Connector/J 3.1 is designed to be backward-compatible with
Connector/J 3.0 as much as possible. Major changes are
isolated to new functionality exposed in MySQL-4.1 and newer,
which includes Unicode character sets, server-side prepared
SQLState codes returned in
error messages by the server and various performance
enhancements that can be enabled or disabled using
Unicode Character Sets: See the next section, as well as Character Set Support, for information on this MySQL feature. If you have something misconfigured, it will usually show up as an error with a message similar to
Illegal mix of collations.
Server-side Prepared Statements: Connector/J 3.1 will automatically detect and use server-side prepared statements when they are available (MySQL server version 4.1.0 and newer).
Starting with version 3.1.7, the driver scans SQL you are preparing using all variants of
Connection.prepareStatement()to determine if it is a supported type of statement to prepare on the server side, and if it is not supported by the server, it instead prepares it as a client-side emulated prepared statement. You can disable this feature by passing
emulateUnsupportedPstmts=falsein your JDBC URL.
If your application encounters issues with server-side prepared statements, you can revert to the older client-side emulated prepared statement code that is still presently used for MySQL servers older than 4.1.0 with the connection property
Datetimes with all-zero components (
0000-00-00 ...): These values cannot be represented reliably in Java. Connector/J 3.0.x always converted them to
NULLwhen being read from a ResultSet.
Connector/J 3.1 throws an exception by default when these values are encountered, as this is the most correct behavior according to the JDBC and SQL standards. This behavior can be modified using the
zeroDateTimeBehaviorconfiguration property. The permissible values are:
exception(the default), which throws an SQLException with an SQLState of
convertToNull, which returns
NULLinstead of the date.
round, which rounds the date to the nearest closest value which is
Starting with Connector/J 3.1.7,
ResultSet.getString()can be decoupled from this behavior using
noDatetimeStringSync=true(the default value is
false) so that you can retrieve the unaltered all-zero value as a String. Note that this also precludes using any time zone conversions, therefore the driver will not allow you to enable
useTimezoneat the same time.

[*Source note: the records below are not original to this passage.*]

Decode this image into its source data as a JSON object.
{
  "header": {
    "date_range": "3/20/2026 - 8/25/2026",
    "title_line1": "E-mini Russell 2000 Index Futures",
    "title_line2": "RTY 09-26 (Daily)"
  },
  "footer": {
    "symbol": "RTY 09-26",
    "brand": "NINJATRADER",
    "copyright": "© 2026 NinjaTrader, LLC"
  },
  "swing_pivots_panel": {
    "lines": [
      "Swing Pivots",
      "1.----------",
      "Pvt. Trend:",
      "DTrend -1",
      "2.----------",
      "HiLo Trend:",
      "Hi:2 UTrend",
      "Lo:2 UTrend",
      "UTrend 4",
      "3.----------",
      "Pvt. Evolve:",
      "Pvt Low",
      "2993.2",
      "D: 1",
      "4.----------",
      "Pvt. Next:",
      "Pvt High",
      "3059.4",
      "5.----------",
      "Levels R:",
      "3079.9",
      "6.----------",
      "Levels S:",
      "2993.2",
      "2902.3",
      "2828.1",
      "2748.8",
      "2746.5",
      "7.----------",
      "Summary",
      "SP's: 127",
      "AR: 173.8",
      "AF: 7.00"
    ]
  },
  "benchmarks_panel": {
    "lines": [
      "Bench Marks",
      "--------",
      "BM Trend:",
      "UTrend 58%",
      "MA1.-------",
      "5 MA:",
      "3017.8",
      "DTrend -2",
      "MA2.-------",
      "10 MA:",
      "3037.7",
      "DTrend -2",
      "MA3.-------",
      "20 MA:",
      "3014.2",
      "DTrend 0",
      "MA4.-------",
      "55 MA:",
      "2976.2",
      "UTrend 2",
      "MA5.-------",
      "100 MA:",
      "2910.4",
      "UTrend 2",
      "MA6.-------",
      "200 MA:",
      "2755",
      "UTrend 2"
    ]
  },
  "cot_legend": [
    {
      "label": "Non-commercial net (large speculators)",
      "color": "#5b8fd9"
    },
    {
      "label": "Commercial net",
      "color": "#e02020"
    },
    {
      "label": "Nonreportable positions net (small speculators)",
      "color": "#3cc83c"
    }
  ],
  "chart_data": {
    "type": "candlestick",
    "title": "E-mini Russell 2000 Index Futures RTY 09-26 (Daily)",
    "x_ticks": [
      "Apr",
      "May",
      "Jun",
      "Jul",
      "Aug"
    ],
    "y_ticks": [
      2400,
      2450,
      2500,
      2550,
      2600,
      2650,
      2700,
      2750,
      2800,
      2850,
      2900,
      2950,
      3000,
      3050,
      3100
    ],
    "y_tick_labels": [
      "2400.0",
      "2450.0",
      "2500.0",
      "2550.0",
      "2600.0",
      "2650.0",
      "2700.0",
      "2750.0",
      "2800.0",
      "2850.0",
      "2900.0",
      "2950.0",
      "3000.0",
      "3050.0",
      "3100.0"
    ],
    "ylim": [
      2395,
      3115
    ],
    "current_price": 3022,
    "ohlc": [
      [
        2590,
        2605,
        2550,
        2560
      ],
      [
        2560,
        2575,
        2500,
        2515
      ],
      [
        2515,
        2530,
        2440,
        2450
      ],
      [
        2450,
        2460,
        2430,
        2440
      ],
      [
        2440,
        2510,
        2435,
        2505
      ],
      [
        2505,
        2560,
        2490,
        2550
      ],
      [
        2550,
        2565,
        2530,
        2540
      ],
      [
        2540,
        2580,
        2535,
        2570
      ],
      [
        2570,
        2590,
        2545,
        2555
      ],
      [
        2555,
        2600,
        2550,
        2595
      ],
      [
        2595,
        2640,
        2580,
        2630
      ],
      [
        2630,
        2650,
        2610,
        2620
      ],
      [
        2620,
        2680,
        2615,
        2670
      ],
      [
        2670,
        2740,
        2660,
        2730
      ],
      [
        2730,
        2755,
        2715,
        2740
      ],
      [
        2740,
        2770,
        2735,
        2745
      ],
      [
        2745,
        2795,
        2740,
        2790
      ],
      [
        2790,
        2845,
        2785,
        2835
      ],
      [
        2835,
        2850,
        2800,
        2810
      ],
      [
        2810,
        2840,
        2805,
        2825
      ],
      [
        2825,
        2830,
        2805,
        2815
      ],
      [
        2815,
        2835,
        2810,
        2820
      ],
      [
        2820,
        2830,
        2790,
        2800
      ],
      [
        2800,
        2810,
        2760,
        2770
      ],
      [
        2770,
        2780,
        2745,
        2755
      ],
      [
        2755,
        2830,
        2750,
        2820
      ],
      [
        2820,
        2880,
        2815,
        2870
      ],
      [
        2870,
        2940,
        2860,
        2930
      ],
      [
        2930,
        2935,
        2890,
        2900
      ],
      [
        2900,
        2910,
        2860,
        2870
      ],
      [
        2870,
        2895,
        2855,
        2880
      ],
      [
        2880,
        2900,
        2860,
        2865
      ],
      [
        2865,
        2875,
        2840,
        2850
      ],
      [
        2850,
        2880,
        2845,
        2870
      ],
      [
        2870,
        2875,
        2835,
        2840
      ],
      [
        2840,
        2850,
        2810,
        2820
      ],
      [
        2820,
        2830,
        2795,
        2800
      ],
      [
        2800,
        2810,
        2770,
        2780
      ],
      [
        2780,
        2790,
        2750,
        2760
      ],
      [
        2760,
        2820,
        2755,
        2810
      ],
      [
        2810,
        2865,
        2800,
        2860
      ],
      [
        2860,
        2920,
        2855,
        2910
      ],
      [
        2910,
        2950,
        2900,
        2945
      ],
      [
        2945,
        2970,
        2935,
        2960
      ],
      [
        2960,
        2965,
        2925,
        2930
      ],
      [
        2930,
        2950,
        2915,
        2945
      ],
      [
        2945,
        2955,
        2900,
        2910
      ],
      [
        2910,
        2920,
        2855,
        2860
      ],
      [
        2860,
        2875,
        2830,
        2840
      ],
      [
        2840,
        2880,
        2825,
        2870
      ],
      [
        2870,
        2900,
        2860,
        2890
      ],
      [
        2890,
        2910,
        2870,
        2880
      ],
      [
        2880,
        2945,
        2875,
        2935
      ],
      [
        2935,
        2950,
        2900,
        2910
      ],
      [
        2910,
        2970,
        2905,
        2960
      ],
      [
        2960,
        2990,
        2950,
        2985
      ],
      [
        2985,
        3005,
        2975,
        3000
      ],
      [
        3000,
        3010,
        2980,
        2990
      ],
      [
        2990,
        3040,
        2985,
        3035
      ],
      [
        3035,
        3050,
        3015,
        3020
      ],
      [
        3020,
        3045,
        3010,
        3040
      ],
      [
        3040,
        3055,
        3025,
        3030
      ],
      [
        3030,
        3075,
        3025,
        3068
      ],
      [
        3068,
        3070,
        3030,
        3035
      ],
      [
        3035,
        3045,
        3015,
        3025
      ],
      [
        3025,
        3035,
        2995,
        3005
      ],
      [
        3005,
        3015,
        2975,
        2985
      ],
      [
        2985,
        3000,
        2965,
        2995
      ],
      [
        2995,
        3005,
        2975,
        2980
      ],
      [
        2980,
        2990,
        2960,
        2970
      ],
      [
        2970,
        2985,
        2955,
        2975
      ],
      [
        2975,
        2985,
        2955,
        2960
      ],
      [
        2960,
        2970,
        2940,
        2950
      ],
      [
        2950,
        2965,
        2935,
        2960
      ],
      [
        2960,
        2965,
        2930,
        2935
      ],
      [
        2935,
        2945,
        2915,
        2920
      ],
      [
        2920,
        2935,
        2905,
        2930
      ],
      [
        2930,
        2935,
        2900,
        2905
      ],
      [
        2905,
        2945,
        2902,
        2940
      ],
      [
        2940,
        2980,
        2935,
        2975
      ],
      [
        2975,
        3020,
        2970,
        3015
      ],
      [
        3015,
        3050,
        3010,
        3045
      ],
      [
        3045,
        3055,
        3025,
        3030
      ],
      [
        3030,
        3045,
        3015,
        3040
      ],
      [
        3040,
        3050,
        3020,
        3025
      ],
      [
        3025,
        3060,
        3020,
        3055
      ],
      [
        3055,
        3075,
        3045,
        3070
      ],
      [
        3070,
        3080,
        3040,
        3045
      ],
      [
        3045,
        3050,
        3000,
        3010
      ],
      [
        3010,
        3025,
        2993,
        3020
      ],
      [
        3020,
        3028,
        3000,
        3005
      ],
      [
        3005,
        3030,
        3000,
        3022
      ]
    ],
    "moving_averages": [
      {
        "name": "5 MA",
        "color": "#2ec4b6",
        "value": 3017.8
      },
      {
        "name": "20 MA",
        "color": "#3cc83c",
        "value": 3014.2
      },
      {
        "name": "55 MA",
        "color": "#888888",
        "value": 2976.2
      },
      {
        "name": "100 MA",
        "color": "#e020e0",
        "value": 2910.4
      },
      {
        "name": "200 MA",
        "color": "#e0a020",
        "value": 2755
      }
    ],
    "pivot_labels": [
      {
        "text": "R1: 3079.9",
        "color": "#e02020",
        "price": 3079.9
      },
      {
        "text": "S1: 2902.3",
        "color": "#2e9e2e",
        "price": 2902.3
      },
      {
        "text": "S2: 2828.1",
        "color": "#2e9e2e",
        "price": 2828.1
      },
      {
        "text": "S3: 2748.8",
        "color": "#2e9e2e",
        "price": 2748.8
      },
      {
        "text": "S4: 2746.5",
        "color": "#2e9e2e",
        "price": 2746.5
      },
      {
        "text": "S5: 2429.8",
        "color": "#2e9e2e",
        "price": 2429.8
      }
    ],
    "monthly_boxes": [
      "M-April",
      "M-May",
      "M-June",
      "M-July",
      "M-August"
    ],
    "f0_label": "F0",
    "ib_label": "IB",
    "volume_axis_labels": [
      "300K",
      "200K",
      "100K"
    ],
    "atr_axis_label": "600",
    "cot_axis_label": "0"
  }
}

New SQLState Codes: Connector/J 3.1 uses SQL:1999 SQLState codes returned by the MySQL server (if supported), which are different from the legacy X/Open state codes that Connector/J 3.0 uses. If connected to a MySQL server older than MySQL-4.1.0 (the oldest version to return SQLStates as part of the error code), the driver will use a built-in mapping. You can revert to the old mapping by using the configuration property
BLOBcolumn will now return the address of the
bytearray that represents it, instead of a
Stringrepresentation of the
BLOBvalues have no character set, so they cannot be converted to
java.lang.Strings without data loss or corruption.
To store strings in MySQL with LOB behavior, use one of the
TEXTtypes, which the driver will treat as a
Debug builds: Starting with Connector/J 3.1.8 a debug build of the driver in a file named
mysql-connector-java-is shipped alongside the normal binary jar file that is named
Starting with Connector/J 3.1.9, we do not ship the
.classfiles unbundled, they are only available in the JAR archives that ship with the driver.
Do not use the debug build of the driver unless instructed to do so when reporting a problem or bug, as it is not designed to be run in production environments, and will have adverse performance impact when used. The debug binary also depends on the Aspect/J runtime library, which is located in the
src/lib/aspectjrt.jarfile that comes with the Connector/J distribution.